The really weird thing about Austin is how this kind of stuff goes on all the time and gets swept under the rug, with news media refusing to report about it. Austin is far from being as egalitarian as it claims and has recently been named as the most economically segregated city in the US. Like so many, I became a displaced refugee from Clarksville, to which by that time I had blood ties through a grandson of Afro-Anglo heritage. A matriarch of the community was like an aunt to me, and my in-laws included a good many in the historic African-American Clarksville community. The City of Austin did all it could to get rid of me and did.
The City of Austin has forsworn its commitment to its citizens, neighborhoods and good sustainable planning for the greed of money from unsustainable, unbridled and irresponsibly “planned” development, which has displaced historic minorities and working class trades people, creating extreme economic segregation.
One of my most satisfying results of my efforts there was in the way the members of the Clarksville and Old West Austin began to socialize, become friends, and organize with each other, which continues to this day, with the historic Clarksville Sweet Home Baptist Church and the Clarksville Neighborhood Center being common gathering places.
Another of my life achievements from that time which I hope will stand the test of time is initiating the rescue, preservation of, and City and State Historic Landmark designations for the historic Free Slave built and owned Haskell House in Clarksville, the featured photo in this post. At one point, a long time, powerful political figure in Austin who was then in charge of the Convention Center and Visitor’s Bureau suddenly pulled funding for the preservation of the Haskell House blind siding Historic Landmark Commissioners and all who were working on the project. I called this petty racism, and managed to get the city’s Chief Financial Officer to negotiate restoration of funding.
And I hope the trees I helped get planted in Clarksville Park will grow for hundreds of years providing shade and comfort to all. Someday in fifty or a hundred years I hope a pair of lovers will fall in love under one of those trees.
Finally, the City of Austin illegally forced some of the neighborhood owned, low income housing in Clarksville to be sold to pay the city back for its investment in a housing project which failed due to the city itself and violations of federal banking law against our community. Through some intense and ugly efforts, we managed to get legal representation and recovered most of the houses illegally sold. I hope they remain forever to provide homes for the community.

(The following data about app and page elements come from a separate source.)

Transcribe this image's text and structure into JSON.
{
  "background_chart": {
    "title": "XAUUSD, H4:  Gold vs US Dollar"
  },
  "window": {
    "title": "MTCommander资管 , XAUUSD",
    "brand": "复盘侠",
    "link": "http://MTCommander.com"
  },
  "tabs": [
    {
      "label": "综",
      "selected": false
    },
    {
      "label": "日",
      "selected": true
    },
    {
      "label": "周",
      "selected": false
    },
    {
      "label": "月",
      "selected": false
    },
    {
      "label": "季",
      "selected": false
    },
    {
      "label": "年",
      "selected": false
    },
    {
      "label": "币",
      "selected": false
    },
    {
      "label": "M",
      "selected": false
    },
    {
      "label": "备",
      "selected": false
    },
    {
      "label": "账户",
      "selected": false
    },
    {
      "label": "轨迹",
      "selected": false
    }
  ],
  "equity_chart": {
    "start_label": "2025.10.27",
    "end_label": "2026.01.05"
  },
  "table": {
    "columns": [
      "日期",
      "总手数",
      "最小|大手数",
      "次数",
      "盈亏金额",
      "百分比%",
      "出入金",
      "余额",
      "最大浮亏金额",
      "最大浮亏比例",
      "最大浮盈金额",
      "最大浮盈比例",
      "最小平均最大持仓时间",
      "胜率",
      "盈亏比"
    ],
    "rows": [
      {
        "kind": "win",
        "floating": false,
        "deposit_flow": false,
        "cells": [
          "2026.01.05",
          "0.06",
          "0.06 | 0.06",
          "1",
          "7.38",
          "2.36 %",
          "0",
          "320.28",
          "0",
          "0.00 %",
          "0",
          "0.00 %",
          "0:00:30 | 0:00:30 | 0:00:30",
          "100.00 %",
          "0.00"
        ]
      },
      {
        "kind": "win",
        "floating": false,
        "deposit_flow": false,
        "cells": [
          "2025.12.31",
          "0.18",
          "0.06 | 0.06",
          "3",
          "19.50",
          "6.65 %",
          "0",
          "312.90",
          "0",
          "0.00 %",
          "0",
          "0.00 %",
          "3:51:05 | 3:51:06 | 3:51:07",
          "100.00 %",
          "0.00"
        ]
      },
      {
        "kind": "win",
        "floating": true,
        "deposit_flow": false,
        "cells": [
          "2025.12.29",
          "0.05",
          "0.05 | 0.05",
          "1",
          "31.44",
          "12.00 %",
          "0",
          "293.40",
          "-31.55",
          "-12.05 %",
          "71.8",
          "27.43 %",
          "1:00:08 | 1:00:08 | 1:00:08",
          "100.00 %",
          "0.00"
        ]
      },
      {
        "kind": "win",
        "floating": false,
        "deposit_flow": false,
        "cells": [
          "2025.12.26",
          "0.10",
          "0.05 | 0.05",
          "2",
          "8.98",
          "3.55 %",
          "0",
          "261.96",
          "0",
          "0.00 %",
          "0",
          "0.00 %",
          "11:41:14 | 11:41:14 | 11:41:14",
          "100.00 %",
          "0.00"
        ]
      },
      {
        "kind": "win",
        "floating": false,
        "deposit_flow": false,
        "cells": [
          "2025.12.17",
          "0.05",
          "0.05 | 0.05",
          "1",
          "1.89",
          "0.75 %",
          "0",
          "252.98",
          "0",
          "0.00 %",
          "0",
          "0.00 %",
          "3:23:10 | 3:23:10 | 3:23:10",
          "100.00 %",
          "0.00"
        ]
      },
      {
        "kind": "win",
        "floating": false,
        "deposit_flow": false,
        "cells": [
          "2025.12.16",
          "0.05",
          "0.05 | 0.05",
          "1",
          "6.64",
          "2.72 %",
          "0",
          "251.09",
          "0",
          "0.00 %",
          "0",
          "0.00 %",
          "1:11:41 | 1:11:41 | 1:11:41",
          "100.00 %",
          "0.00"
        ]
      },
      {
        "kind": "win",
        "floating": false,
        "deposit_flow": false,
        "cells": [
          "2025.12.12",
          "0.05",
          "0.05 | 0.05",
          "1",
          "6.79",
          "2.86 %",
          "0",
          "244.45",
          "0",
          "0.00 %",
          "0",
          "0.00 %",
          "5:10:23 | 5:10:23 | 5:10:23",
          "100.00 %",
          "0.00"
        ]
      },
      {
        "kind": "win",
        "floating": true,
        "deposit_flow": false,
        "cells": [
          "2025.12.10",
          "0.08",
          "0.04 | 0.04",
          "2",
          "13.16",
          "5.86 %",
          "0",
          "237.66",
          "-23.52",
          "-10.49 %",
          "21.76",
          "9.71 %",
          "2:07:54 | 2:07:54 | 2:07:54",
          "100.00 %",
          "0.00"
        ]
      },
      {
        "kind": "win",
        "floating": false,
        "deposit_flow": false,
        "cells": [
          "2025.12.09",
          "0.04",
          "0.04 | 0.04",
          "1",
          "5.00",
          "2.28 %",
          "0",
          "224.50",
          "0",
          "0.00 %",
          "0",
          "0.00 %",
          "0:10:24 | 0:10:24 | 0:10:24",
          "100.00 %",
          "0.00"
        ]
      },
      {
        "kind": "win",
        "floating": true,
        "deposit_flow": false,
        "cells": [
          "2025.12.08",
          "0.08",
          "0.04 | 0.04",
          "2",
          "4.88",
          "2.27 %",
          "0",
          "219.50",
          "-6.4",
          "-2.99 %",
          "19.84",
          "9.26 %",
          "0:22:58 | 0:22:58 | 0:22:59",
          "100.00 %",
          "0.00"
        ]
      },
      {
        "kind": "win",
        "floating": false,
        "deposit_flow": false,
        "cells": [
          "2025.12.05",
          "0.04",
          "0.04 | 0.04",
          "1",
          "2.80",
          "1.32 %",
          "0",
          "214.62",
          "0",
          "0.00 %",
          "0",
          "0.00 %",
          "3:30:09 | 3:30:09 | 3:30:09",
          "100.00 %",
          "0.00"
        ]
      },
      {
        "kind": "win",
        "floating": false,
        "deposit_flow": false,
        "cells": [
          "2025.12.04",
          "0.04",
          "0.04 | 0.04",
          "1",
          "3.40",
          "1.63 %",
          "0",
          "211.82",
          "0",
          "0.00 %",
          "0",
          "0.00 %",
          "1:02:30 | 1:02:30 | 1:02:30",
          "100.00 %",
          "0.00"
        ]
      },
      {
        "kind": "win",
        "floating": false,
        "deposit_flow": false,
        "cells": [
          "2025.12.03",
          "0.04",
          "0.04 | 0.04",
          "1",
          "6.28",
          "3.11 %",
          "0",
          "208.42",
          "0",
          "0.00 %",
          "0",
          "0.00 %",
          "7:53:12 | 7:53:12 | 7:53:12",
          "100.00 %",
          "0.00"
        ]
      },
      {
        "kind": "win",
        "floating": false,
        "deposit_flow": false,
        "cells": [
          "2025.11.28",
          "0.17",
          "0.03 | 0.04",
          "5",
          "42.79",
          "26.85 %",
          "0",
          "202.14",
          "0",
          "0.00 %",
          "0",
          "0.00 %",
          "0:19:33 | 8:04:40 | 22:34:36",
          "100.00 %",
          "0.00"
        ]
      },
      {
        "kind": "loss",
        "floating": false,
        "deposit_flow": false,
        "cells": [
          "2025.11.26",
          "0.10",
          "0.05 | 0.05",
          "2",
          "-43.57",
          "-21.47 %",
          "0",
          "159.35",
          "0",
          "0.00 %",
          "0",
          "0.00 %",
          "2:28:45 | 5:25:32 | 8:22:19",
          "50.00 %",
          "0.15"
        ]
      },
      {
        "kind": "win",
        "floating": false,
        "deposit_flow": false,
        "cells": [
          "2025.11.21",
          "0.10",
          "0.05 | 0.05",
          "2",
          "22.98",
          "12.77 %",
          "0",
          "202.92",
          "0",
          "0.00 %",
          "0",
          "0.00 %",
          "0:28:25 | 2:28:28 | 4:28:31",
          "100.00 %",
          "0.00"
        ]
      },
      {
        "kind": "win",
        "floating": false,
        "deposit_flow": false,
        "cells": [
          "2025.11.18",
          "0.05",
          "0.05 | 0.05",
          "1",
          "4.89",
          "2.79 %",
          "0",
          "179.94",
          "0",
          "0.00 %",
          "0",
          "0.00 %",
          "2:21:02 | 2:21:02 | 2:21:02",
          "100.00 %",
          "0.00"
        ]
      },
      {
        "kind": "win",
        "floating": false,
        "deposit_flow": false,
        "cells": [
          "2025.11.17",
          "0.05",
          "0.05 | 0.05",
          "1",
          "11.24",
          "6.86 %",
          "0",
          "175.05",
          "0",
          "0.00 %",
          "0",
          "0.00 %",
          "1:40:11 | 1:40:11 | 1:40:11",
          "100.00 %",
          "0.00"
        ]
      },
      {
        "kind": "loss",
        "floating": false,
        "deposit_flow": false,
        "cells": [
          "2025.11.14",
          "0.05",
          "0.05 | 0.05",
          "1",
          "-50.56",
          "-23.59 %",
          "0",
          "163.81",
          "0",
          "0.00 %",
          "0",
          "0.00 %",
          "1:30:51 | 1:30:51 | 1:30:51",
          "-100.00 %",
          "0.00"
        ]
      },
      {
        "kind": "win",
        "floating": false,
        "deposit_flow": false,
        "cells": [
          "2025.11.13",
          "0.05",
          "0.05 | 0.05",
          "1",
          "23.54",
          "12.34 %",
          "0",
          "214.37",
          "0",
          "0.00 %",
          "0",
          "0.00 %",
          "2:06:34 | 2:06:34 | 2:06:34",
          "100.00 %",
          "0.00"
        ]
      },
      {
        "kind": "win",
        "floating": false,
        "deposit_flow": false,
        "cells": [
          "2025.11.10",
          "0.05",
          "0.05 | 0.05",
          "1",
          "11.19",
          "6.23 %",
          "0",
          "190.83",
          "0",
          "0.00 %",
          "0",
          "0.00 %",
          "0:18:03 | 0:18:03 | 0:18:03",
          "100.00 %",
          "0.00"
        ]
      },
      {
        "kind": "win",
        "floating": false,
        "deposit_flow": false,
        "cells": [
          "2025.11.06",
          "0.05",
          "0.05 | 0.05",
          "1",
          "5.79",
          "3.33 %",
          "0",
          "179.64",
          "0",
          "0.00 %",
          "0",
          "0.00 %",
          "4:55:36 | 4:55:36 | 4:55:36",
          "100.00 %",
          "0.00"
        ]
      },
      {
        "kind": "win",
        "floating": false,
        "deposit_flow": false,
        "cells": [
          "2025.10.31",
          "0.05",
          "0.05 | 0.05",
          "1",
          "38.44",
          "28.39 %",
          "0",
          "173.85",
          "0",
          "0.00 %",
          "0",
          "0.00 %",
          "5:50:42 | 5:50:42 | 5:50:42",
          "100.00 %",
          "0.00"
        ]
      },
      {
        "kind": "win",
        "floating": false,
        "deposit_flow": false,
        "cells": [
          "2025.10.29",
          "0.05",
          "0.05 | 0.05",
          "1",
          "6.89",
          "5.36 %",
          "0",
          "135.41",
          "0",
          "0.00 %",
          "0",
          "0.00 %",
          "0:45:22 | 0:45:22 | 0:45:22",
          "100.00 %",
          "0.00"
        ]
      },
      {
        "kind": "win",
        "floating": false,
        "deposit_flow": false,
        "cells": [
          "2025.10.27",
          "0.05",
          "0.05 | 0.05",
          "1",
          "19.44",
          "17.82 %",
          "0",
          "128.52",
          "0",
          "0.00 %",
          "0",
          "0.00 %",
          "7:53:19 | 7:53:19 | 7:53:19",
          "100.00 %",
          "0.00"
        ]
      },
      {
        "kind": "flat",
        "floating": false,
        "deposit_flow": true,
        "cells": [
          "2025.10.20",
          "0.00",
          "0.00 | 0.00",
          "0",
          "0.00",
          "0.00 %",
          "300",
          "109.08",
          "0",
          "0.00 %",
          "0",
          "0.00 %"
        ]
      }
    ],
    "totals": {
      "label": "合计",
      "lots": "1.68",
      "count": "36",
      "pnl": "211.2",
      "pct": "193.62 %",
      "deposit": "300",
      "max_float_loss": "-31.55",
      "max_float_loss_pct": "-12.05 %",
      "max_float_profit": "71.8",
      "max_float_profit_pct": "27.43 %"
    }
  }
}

So on this Juneteenth, I remember and celebrate the ever vigilant work of equality, inclusion, and justice for all.
We shall all be free someday.
Watch 12 seasons of episodes of “Juneteenth Jamboree” online at the link below
Created, by Michael Emery, Producer at KLRU / PBS Austin